The Catholic Church chooses her ordinands from men who have freely chosen to be what Jesus called "those who have made themselves eunuchs for the sake of the kingdom of heaven" (Matthew 19 xii) and not, like Origen, those "who have been made eunuchs by others".
Before ordination we Catholic priests made an individual, carefully prepared decision to embrace lifelong celibacy which, like marriage, now has to be lived every day of life. The free choice we make each day is open to change, exactly like the free choice others make to stay married.

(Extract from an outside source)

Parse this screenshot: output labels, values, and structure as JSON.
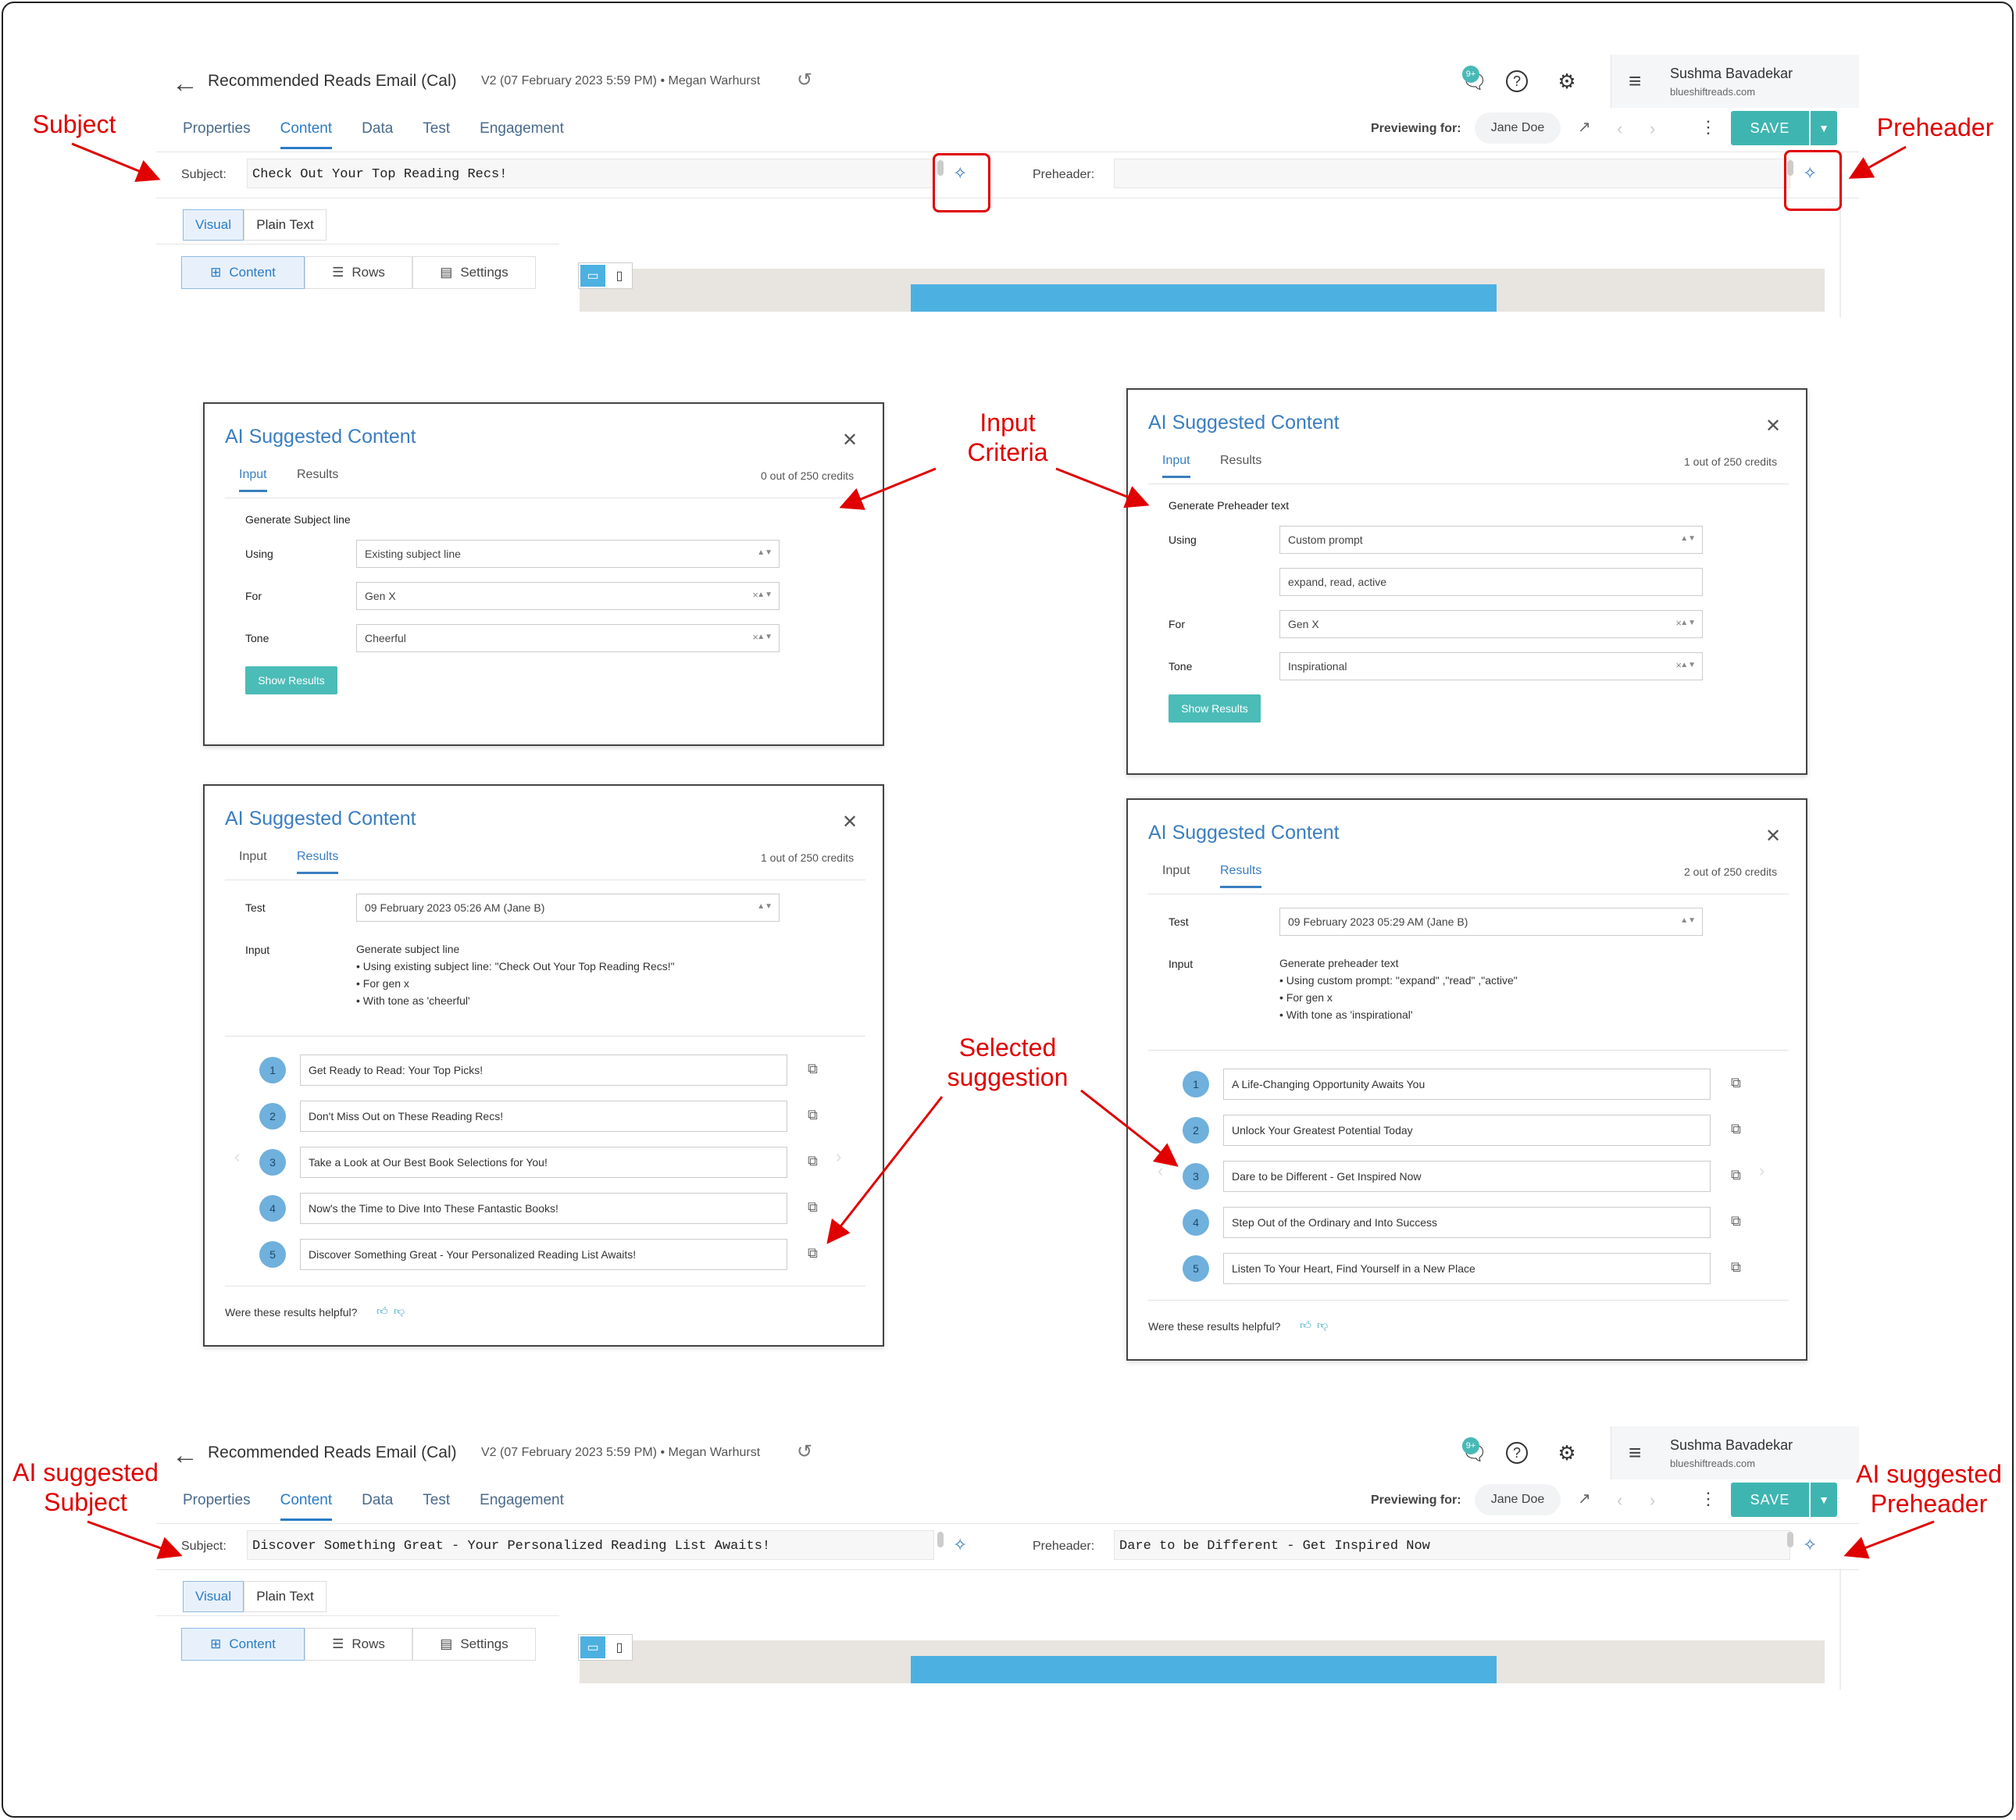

When things go wrong in marriage, relatives and friends first try to get the couple back together again. If they succeed, most people are happy, but sad for the would-be partner to a second marriage. Similarly, the Church's first honest reaction to a celibacy problem is to get the priest back again. To describe this as "a system where betraying a woman is a forgivable weakness" - which no one would dare to say to modern marriage- menders - is patently unjust.
Similarly, Brown overstates his case when he describes an errant priest's bizarre behaviour as "betraying an institution" (the Church) which regards it as "an unforgivable crime". The Church always reflects the Lord's forgiveness.
Celibacy has always challenged accepted values, been found difficult to live and been criticised in every age. We who live it every day choose it in order to serve God and to be sensitive pastors to the people we serve. To say that we do not believe what we "teach sexually" does not correspond with my experience of hundreds of celibate priests for well over 40 years.
The writer was Roman Catholic Bishop of Hexham and Newcastle 1975-1992Reuse content